I'm not much of a sentimentalist, so when I think of my mother, it's stuff like that coming to the top. First time I ever spent the night in city jail, I showed up back home the next day, looking sheepish and mom greeted me with a grin and a cheerful, "What kind of bird can't fly?" Pause. "A jail bird. Hahahahahahahaha...." How the hell did she know? I hadn't told her. And she hadn't judged.
When I trudged into the kitchen--smelling biscuits baking and bacon frying--on one of those mornings after being out carousing with the boys, she'd meet me with, "Toss me your shorts and I'll sew them up again." She knew that Bobby Payne's little Simca--a car--had a spur over the wheel well where you got into the back seat that ripped my pants in the same place every time I went out with him and the boys. She knew I always sat in the same place in that little car and that I would never learn to get in the other side. She just sewed the pants.

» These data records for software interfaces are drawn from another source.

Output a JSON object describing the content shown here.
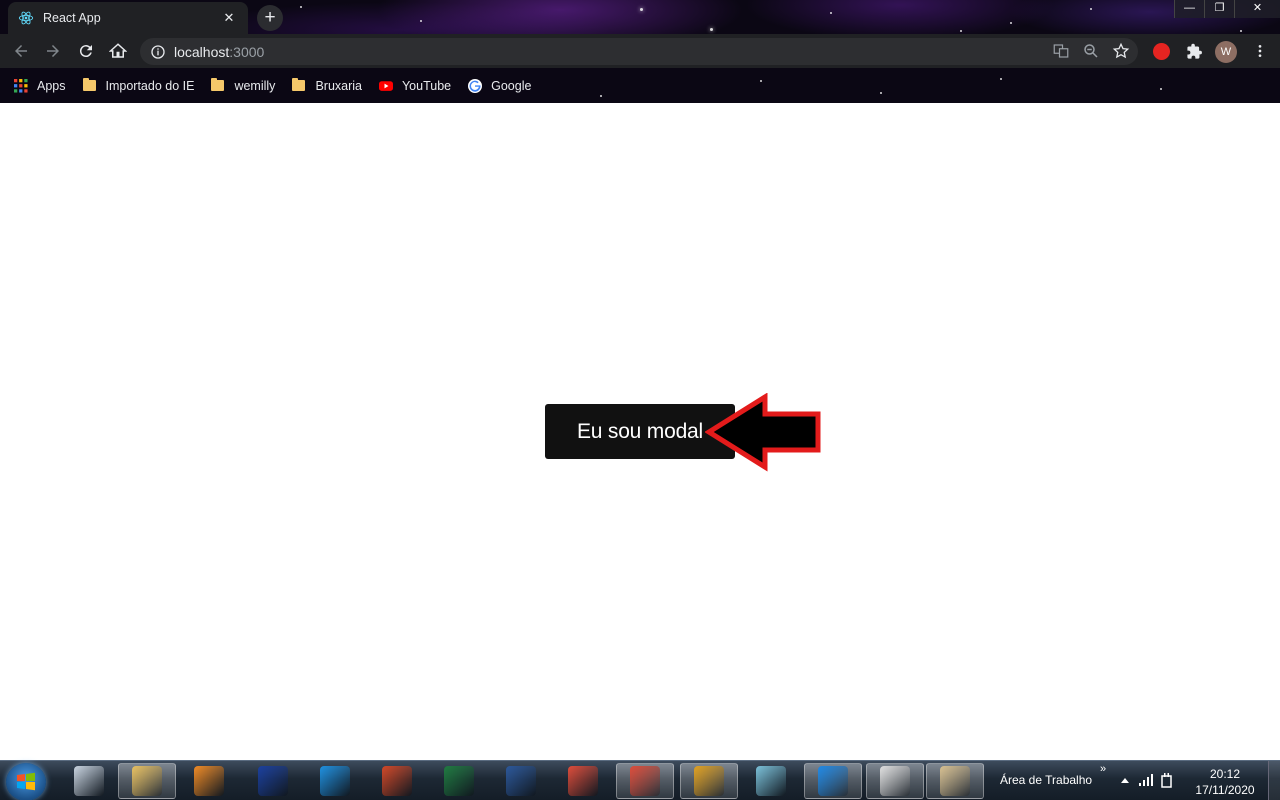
{
  "browser": {
    "tab": {
      "title": "React App",
      "close": "✕"
    },
    "new_tab": "+",
    "window_controls": {
      "minimize": "—",
      "restore": "❐",
      "close": "✕"
    },
    "omnibox": {
      "host": "localhost",
      "port": ":3000"
    },
    "profile_initial": "W",
    "bookmarks": [
      {
        "label": "Apps",
        "icon": "apps-grid-icon"
      },
      {
        "label": "Importado do IE",
        "icon": "folder-icon"
      },
      {
        "label": "wemilly",
        "icon": "folder-icon"
      },
      {
        "label": "Bruxaria",
        "icon": "folder-icon"
      },
      {
        "label": "YouTube",
        "icon": "youtube-icon"
      },
      {
        "label": "Google",
        "icon": "google-icon"
      }
    ]
  },
  "page": {
    "modal_text": "Eu sou modal",
    "arrow_color": "#e31b1b"
  },
  "taskbar": {
    "desktop_label": "Área de Trabalho",
    "chevron": "»",
    "time": "20:12",
    "date": "17/11/2020",
    "apps": [
      {
        "icon": "snipping-tool-icon",
        "color": "#c9d4e0"
      },
      {
        "icon": "file-explorer-icon",
        "color": "#e8c060"
      },
      {
        "icon": "media-player-icon",
        "color": "#f08a24"
      },
      {
        "icon": "scanner-app-icon",
        "color": "#1a3f9e"
      },
      {
        "icon": "internet-explorer-icon",
        "color": "#1e90e0"
      },
      {
        "icon": "powerpoint-icon",
        "color": "#d24726"
      },
      {
        "icon": "excel-icon",
        "color": "#1f7a40"
      },
      {
        "icon": "word-icon",
        "color": "#2b579a"
      },
      {
        "icon": "chrome-icon",
        "color": "#dd4b39"
      },
      {
        "icon": "chrome-profile-icon",
        "color": "#dd4b39"
      },
      {
        "icon": "git-icon",
        "color": "#e0a020"
      },
      {
        "icon": "note-app-icon",
        "color": "#7ac0d8"
      },
      {
        "icon": "vscode-icon",
        "color": "#1e88e5"
      },
      {
        "icon": "terminal-window-icon",
        "color": "#e0e0e0"
      },
      {
        "icon": "paint-icon",
        "color": "#d8c090"
      }
    ]
  }
}
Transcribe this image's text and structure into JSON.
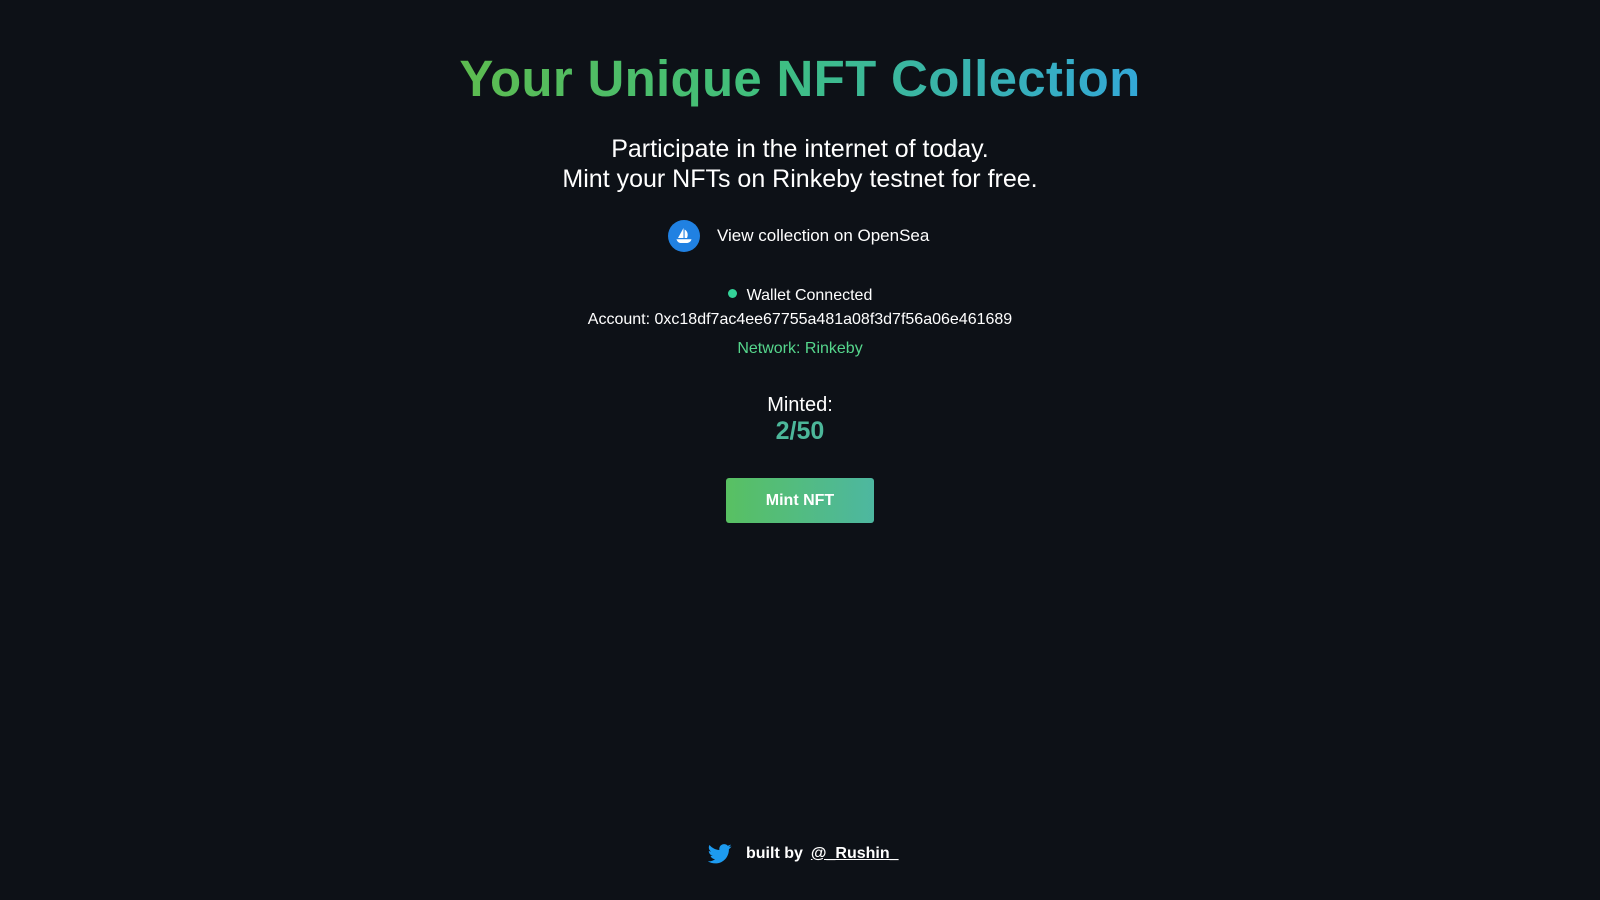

The morning after I spent two hours in the back seat of a Winnebago-sized 1960 Buick with Christine Cash--both of us 15, but she quite a bit more experienced than I--Mom said, "Don't spend a lot of time worrying about it. You learn what you need when you need it." I hadn't said a word about my embarrassment. She just knew. She always knew.
Mom never said, "You shouldn't ...", but she often said, in expasperation, "You didn't!"
And she always listened when something was on my mind that was so heavy I couldn't give it to anybody else. I could tell her I was afraid, that I didn't understand, that I was embarrassed--which is worse than anything else. I could ask her why things work the way they do.
You know, I don't recall her saying anything especially profound in those situations--Mom was a simple country woman from Squirrel Creek, N.C.--but I learned a good bit because I could go through the exercise of learning, of questioning, of probing, of discovering how I felt about a whole variety of issues. It was OK to question anything. Anything at all. Even God.
This is not to give the short sentence to fathers because we--and I have two kids--have our place. It's just a different place. It's not less valuable, less caring, less nurturing. I heard a guy on the radio say the other day that the the worst human experience is a mother losing a child. That's just bullshit. A father's grief is no less sincere, deep and honest. It's simply expressed differently.
Still, the places in our lives of these invaluable people are almost parallel to the spot we fill ourselves. I discovered that when, years after my mother died, Betsy Gehman came along and and put calamine lotion on my bruised ego or my hurt feelings long after I imagined the need for a mother would have dissipated. Betsy has been every bit as giving, guiding, loving, coaching, scolding and kind as any mother could be. And it is important to me, even a couple of months short of my first Social Security check.
There's just some pieces of our lives that need mothering and nobody else can do it.